Locate every line in the records below that holds the word "handle" and return each one.
Given information Block Start
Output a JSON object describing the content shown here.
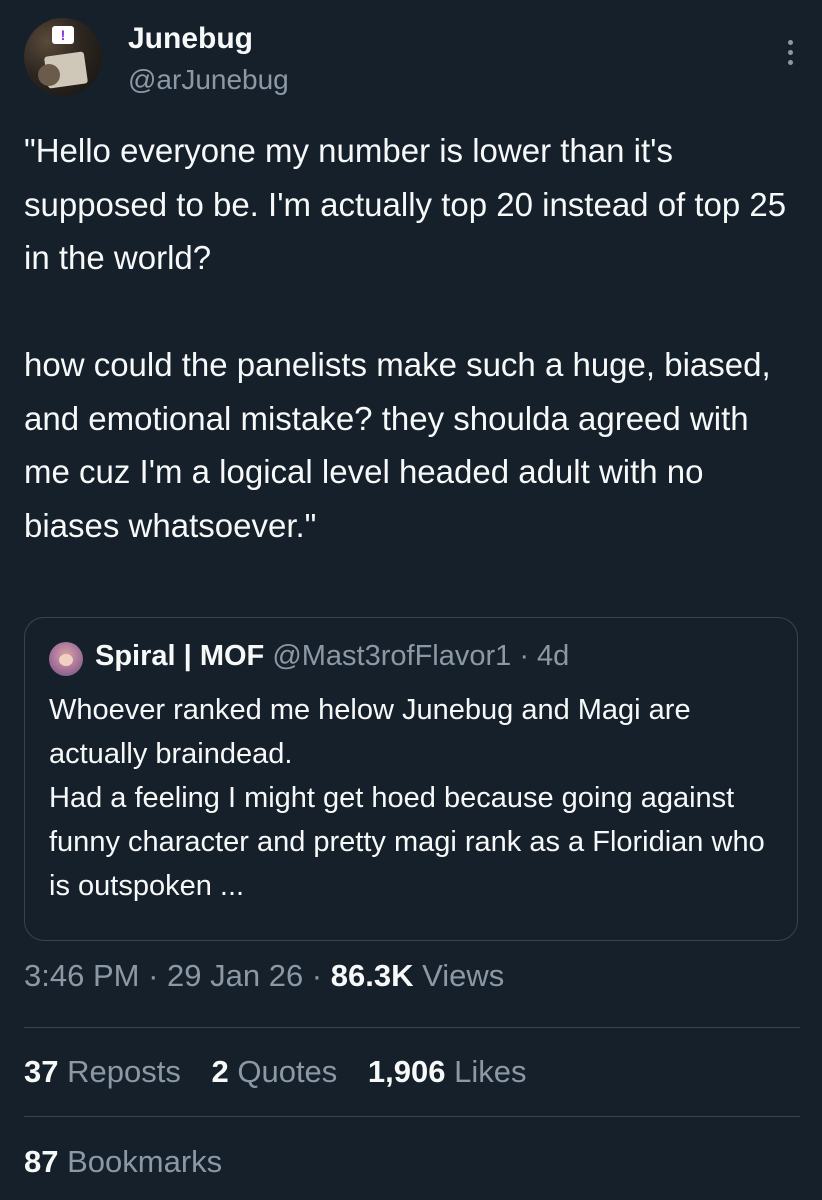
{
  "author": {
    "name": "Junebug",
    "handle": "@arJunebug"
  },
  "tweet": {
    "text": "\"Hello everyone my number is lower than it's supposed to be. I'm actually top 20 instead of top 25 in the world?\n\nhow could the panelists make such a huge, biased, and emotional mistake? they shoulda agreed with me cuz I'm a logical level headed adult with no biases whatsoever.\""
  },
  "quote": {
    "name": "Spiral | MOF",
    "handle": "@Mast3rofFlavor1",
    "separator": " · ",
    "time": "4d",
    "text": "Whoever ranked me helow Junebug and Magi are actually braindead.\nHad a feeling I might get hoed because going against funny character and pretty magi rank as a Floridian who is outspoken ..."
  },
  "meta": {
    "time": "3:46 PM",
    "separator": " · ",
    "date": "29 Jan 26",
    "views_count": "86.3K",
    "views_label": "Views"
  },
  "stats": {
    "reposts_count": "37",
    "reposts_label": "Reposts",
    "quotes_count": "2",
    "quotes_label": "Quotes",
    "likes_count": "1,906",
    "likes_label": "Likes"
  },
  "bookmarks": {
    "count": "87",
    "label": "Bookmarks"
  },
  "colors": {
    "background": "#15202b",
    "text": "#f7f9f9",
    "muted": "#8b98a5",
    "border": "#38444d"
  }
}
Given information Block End
### Response box
    "handle": "@arJunebug"
    "handle": "@Mast3rofFlavor1",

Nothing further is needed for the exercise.